What you have to do: Copy every line that contains the string "value" from the entries below.

Task input:
◆ ◆ ◆ ◆ ◆

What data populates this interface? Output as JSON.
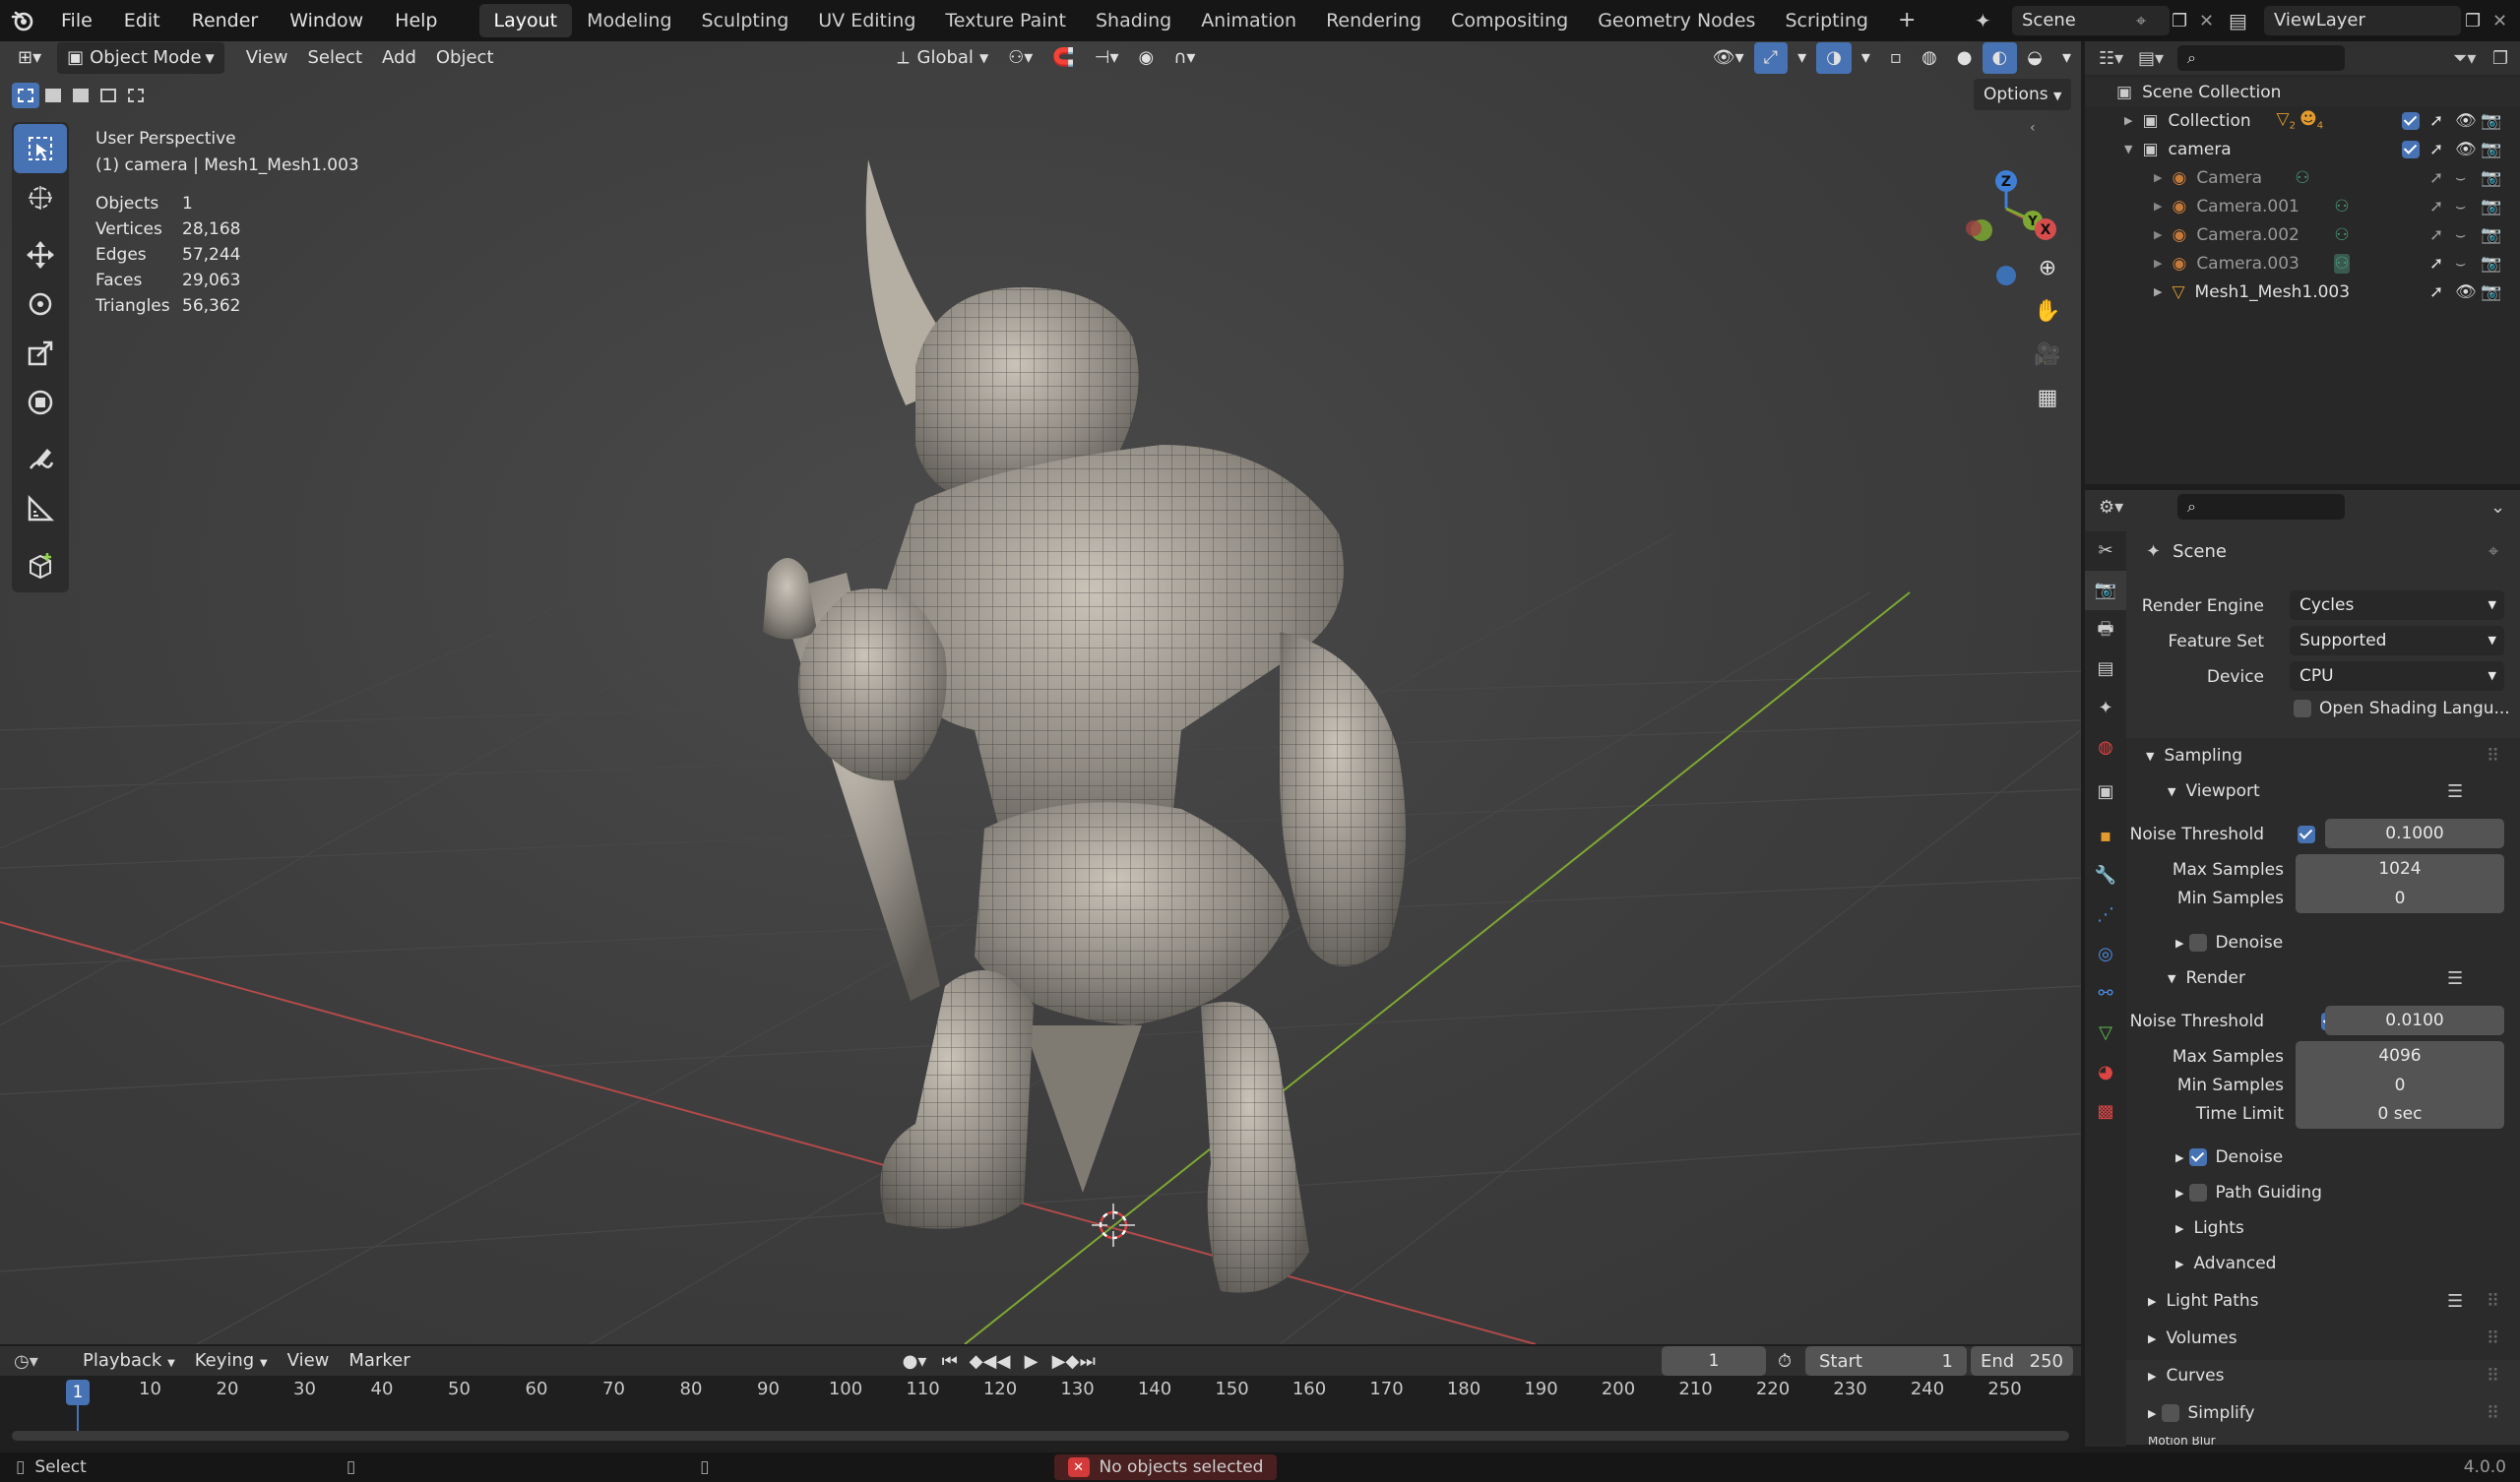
{
  "topbar": {
    "menus": [
      "File",
      "Edit",
      "Render",
      "Window",
      "Help"
    ],
    "workspaces": [
      "Layout",
      "Modeling",
      "Sculpting",
      "UV Editing",
      "Texture Paint",
      "Shading",
      "Animation",
      "Rendering",
      "Compositing",
      "Geometry Nodes",
      "Scripting"
    ],
    "active_workspace": "Layout",
    "scene": "Scene",
    "view_layer": "ViewLayer"
  },
  "viewport_header": {
    "mode": "Object Mode",
    "menus": [
      "View",
      "Select",
      "Add",
      "Object"
    ],
    "transform_orientation": "Global",
    "options": "Options"
  },
  "overlay": {
    "view_name": "User Perspective",
    "context": "(1) camera | Mesh1_Mesh1.003",
    "stats": [
      {
        "label": "Objects",
        "value": "1"
      },
      {
        "label": "Vertices",
        "value": "28,168"
      },
      {
        "label": "Edges",
        "value": "57,244"
      },
      {
        "label": "Faces",
        "value": "29,063"
      },
      {
        "label": "Triangles",
        "value": "56,362"
      }
    ]
  },
  "gizmo": {
    "z": "Z",
    "y": "Y",
    "x": "X"
  },
  "outliner": {
    "root": "Scene Collection",
    "items": [
      {
        "name": "Collection",
        "level": 1,
        "counts": [
          "2",
          "4"
        ]
      },
      {
        "name": "camera",
        "level": 1
      },
      {
        "name": "Camera",
        "level": 2
      },
      {
        "name": "Camera.001",
        "level": 2
      },
      {
        "name": "Camera.002",
        "level": 2
      },
      {
        "name": "Camera.003",
        "level": 2
      },
      {
        "name": "Mesh1_Mesh1.003",
        "level": 2
      }
    ]
  },
  "properties": {
    "context": "Scene",
    "render_engine_label": "Render Engine",
    "render_engine": "Cycles",
    "feature_set_label": "Feature Set",
    "feature_set": "Supported",
    "device_label": "Device",
    "device": "CPU",
    "osl_label": "Open Shading Langu...",
    "sampling": "Sampling",
    "viewport": "Viewport",
    "noise_threshold_label": "Noise Threshold",
    "max_samples_label": "Max Samples",
    "min_samples_label": "Min Samples",
    "time_limit_label": "Time Limit",
    "vp_noise": "0.1000",
    "vp_max": "1024",
    "vp_min": "0",
    "denoise": "Denoise",
    "render": "Render",
    "r_noise": "0.0100",
    "r_max": "4096",
    "r_min": "0",
    "r_time": "0 sec",
    "path_guiding": "Path Guiding",
    "lights": "Lights",
    "advanced": "Advanced",
    "light_paths": "Light Paths",
    "volumes": "Volumes",
    "curves": "Curves",
    "simplify": "Simplify",
    "motion_blur": "Motion Blur"
  },
  "timeline": {
    "menus": [
      "Playback",
      "Keying",
      "View",
      "Marker"
    ],
    "current_frame": "1",
    "start_label": "Start",
    "start": "1",
    "end_label": "End",
    "end": "250",
    "ticks": [
      "10",
      "20",
      "30",
      "40",
      "50",
      "60",
      "70",
      "80",
      "90",
      "100",
      "110",
      "120",
      "130",
      "140",
      "150",
      "160",
      "170",
      "180",
      "190",
      "200",
      "210",
      "220",
      "230",
      "240",
      "250"
    ]
  },
  "status": {
    "select": "Select",
    "message": "No objects selected",
    "version": "4.0.0"
  },
  "colors": {
    "accent": "#4772b3",
    "x_axis": "#b34a4a",
    "y_axis": "#7ea832",
    "z_axis": "#3f7fd6",
    "error": "#d43a3a"
  }
}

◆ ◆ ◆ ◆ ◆

Problem solution:
        "value": "1"
        "value": "28,168"
        "value": "57,244"
        "value": "29,063"
        "value": "56,362"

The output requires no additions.